Workplaces across the country are moving to end discrimination against the LGBT population. One of the most challenging industries for LGBT employees is the sports world. In an environment where homophobia still runs rampant, Baltimore Ravens linebacker and Super Bowl champion Brendon Ayanbadejo is taking the initiative to bring light to the issue of gay rights.
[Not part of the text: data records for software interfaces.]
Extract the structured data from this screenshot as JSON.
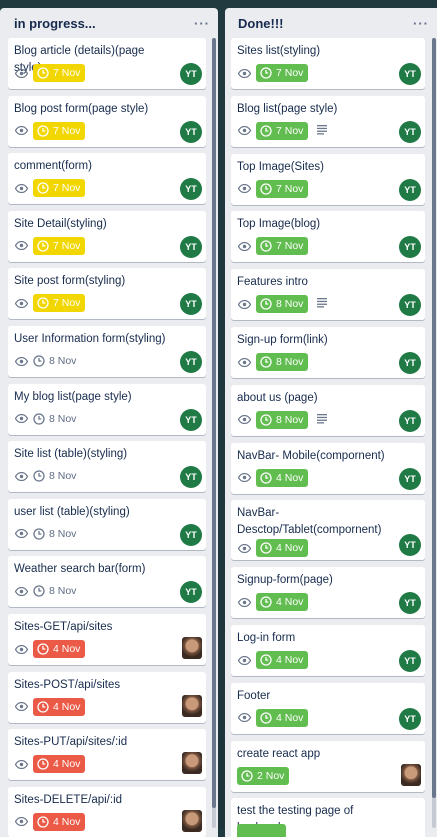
{
  "lists": [
    {
      "title": "in progress...",
      "menu": "···",
      "cards": [
        {
          "title": "Blog article (details)(page style)",
          "date": "7 Nov",
          "status": "yellow",
          "avatar": "YT"
        },
        {
          "title": "Blog post form(page style)",
          "date": "7 Nov",
          "status": "yellow",
          "avatar": "YT"
        },
        {
          "title": "comment(form)",
          "date": "7 Nov",
          "status": "yellow",
          "avatar": "YT"
        },
        {
          "title": "Site Detail(styling)",
          "date": "7 Nov",
          "status": "yellow",
          "avatar": "YT"
        },
        {
          "title": "Site post form(styling)",
          "date": "7 Nov",
          "status": "yellow",
          "avatar": "YT"
        },
        {
          "title": "User Information form(styling)",
          "date": "8 Nov",
          "status": "plain",
          "avatar": "YT"
        },
        {
          "title": "My blog list(page style)",
          "date": "8 Nov",
          "status": "plain",
          "avatar": "YT"
        },
        {
          "title": "Site list (table)(styling)",
          "date": "8 Nov",
          "status": "plain",
          "avatar": "YT"
        },
        {
          "title": "user list (table)(styling)",
          "date": "8 Nov",
          "status": "plain",
          "avatar": "YT"
        },
        {
          "title": "Weather search bar(form)",
          "date": "8 Nov",
          "status": "plain",
          "avatar": "YT"
        },
        {
          "title": "Sites-GET/api/sites",
          "date": "4 Nov",
          "status": "red",
          "avatar": "photo"
        },
        {
          "title": "Sites-POST/api/sites",
          "date": "4 Nov",
          "status": "red",
          "avatar": "photo"
        },
        {
          "title": "Sites-PUT/api/sites/:id",
          "date": "4 Nov",
          "status": "red",
          "avatar": "photo"
        },
        {
          "title": "Sites-DELETE/api/:id",
          "date": "4 Nov",
          "status": "red",
          "avatar": "photo"
        }
      ]
    },
    {
      "title": "Done!!!",
      "menu": "···",
      "cards": [
        {
          "title": "Sites list(styling)",
          "date": "7 Nov",
          "status": "green",
          "avatar": "YT"
        },
        {
          "title": "Blog list(page style)",
          "date": "7 Nov",
          "status": "green",
          "avatar": "YT",
          "desc": true
        },
        {
          "title": "Top Image(Sites)",
          "date": "7 Nov",
          "status": "green",
          "avatar": "YT"
        },
        {
          "title": "Top Image(blog)",
          "date": "7 Nov",
          "status": "green",
          "avatar": "YT"
        },
        {
          "title": "Features intro",
          "date": "8 Nov",
          "status": "green",
          "avatar": "YT",
          "desc": true
        },
        {
          "title": "Sign-up form(link)",
          "date": "8 Nov",
          "status": "green",
          "avatar": "YT"
        },
        {
          "title": "about us (page)",
          "date": "8 Nov",
          "status": "green",
          "avatar": "YT",
          "desc": true
        },
        {
          "title": "NavBar- Mobile(compornent)",
          "date": "4 Nov",
          "status": "green",
          "avatar": "YT"
        },
        {
          "title": "NavBar-Desctop/Tablet(compornent)",
          "date": "4 Nov",
          "status": "green",
          "avatar": "YT",
          "twoLine": true
        },
        {
          "title": "Signup-form(page)",
          "date": "4 Nov",
          "status": "green",
          "avatar": "YT"
        },
        {
          "title": "Log-in form",
          "date": "4 Nov",
          "status": "green",
          "avatar": "YT"
        },
        {
          "title": "Footer",
          "date": "4 Nov",
          "status": "green",
          "avatar": "YT"
        },
        {
          "title": "create react app",
          "date": "2 Nov",
          "status": "green",
          "avatar": "photo",
          "noEye": true
        },
        {
          "title": "test the testing page of backend",
          "date": "",
          "status": "green",
          "avatar": "",
          "noEye": true
        }
      ]
    }
  ],
  "colors": {
    "yellow": "#f2d600",
    "green": "#61bd4f",
    "red": "#eb5a46",
    "avatar": "#1f7a46"
  },
  "icons": {
    "watch": "eye-icon",
    "due": "clock-icon",
    "description": "description-icon",
    "menu": "more-icon"
  }
}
One historically-homophobic arena that recently went through a significant shift in its attitude toward the LGBT community is the military. Throughout much of American history, gay men and women were explicitly banned from serving in the armed forces because it was believed that their presence would "create an unacceptable risk to the high standards of morale, good order and discipline, and unit cohesion that are the essence of military capability." In 1993, the federal government reached a compromise and passed "Don't Ask, Don't Tell." The new policy outlawed discrimination against service members who kept details of their sexual orientation private; however, openly-gay citizens were still barred from serving in the military. Although its passage was a step in the right direction, critics argued that "Don't Ask, Don't Tell" did not go far enough. One of the most notable victories gay rights advocates have won in recent years is the repeal of the policy.
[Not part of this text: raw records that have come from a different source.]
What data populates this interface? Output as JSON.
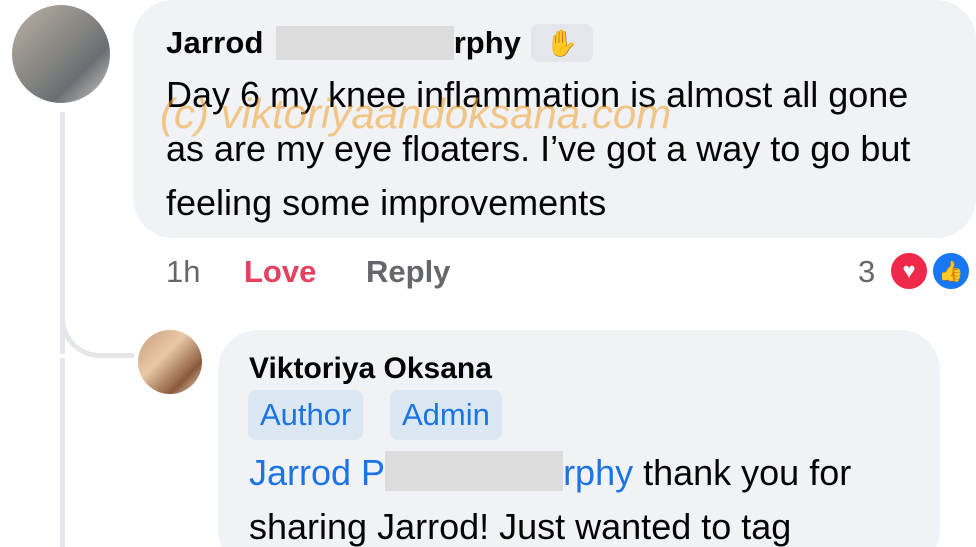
{
  "comment": {
    "author_first": "Jarrod",
    "author_last_tail": "rphy",
    "badge_icon": "wave-icon",
    "text": "Day 6 my knee inflammation is almost all gone as are my eye floaters.  I’ve got a way to go but feeling some improvements",
    "time": "1h",
    "love_label": "Love",
    "reply_label": "Reply",
    "reaction_count": "3"
  },
  "watermark": "(c) viktoriyaandoksana.com",
  "reply": {
    "author": "Viktoriya Oksana",
    "badges": [
      "Author",
      "Admin"
    ],
    "mention_start": "Jarrod P",
    "mention_end": "rphy",
    "text": " thank you for sharing Jarrod! Just wanted to tag"
  },
  "colors": {
    "bubble": "#f0f2f5",
    "love": "#e4405f",
    "link": "#1b74e4",
    "heart": "#f02849",
    "like": "#1877f2"
  }
}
Though gay and lesbian athletes are not barred by law from participating in pro-sports leagues, the sports industry is at a similar crossroads. There is not a single openly-gay active athlete in the NFL, NBA, NHL or MLB. "The sports world is the last closet in America," writes Ayanbadejo. Some athletes have talked about their discomfort with the idea of having gay teammates. Ayanbadejo hopes to encourage professional athletes who might be hiding their sexual orientation to open up about it, and wants them to know that they will be respected, supported and valued no matter what. After his team's win over the New England Patriots in the AFC Championship game, the Ravens linebacker rushed to reach out to prominent gay rights advocates to learn how he could use the oncoming media exposure to help the cause.
Brendon Ayanbadejo joined The Cycle to discuss his work. When asked why he is so passionate about gay rights, Ayanbadejo said he knows what facing discrimination feels like. To him, it isn't about gay rights, but human rights. "It's something we need to take care of, and it's going to take people like myself," he said. While he's been the target of criticism and jeers from fellow NFL players, Ayanbadejo still hopes to spark conversations that lead to greater acceptance.
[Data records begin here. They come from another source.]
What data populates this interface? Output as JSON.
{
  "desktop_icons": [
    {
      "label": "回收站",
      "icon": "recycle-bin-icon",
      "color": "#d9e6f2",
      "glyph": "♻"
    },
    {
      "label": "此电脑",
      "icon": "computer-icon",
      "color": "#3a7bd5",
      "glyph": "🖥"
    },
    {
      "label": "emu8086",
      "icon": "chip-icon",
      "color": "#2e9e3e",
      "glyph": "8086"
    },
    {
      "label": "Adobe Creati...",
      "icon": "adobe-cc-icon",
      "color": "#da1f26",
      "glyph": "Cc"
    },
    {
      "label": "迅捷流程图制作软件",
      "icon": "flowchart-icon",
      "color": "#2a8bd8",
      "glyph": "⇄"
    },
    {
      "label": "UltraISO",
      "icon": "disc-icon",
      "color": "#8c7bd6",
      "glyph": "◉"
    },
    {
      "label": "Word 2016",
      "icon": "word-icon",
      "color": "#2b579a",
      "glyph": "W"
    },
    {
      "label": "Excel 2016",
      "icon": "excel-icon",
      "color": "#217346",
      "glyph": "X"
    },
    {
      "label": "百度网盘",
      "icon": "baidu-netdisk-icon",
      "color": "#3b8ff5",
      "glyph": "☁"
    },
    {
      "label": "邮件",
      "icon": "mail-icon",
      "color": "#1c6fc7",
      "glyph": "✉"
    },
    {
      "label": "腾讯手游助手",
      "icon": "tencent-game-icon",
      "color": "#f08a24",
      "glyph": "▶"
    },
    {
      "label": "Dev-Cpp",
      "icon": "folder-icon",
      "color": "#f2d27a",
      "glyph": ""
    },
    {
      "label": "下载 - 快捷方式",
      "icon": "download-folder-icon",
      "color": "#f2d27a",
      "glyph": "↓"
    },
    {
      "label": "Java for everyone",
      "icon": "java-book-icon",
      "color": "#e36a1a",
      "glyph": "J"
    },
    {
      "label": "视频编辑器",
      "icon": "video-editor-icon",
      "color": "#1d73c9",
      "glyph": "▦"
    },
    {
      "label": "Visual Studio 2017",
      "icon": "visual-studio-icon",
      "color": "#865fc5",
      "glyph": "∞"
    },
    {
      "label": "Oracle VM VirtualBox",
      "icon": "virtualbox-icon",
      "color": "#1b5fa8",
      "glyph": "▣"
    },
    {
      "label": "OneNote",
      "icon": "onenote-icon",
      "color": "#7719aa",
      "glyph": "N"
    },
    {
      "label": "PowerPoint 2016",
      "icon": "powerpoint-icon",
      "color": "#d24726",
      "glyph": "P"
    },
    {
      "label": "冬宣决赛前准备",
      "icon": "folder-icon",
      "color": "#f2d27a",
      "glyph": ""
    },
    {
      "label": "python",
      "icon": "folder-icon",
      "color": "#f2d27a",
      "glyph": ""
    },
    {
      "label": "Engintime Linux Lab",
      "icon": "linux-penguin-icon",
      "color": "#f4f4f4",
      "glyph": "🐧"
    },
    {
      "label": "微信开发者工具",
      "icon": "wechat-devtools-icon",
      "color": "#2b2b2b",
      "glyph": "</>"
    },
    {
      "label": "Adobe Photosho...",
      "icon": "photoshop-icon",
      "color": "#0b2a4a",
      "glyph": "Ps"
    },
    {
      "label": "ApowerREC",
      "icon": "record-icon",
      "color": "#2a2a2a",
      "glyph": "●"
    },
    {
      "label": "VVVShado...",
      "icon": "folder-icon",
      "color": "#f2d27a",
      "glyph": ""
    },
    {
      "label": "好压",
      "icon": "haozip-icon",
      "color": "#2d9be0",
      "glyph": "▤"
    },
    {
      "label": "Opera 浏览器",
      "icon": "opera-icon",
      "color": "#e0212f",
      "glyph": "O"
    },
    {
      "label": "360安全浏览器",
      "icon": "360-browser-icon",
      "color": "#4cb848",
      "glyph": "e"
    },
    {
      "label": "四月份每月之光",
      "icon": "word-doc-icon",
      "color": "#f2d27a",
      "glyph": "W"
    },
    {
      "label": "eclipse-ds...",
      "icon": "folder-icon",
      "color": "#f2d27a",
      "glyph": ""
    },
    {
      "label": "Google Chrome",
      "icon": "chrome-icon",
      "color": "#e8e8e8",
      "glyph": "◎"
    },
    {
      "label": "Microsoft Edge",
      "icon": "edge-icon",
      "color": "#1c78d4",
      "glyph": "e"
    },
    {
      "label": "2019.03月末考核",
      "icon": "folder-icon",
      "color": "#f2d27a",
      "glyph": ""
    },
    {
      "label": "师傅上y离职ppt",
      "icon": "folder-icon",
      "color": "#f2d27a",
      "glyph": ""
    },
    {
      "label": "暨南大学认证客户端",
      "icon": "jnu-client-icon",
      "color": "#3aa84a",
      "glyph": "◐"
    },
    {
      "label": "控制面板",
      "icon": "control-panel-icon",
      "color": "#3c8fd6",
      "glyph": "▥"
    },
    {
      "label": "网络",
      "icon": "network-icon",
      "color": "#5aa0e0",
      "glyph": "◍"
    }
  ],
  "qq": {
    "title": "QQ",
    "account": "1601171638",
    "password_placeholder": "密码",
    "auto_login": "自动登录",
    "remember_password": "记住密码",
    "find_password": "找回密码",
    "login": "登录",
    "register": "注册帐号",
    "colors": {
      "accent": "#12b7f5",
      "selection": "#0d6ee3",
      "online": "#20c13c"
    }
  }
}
Ayanbadejo serves as an ambassador for Athlete Ally, an organization committed to encouraging everyone involved in sports to respect all members of their communities, regardless of sexual orientation and gender identification. Meanwhile, he hopes his Super Bowl championship will provide him with a bigger platform to spread his message.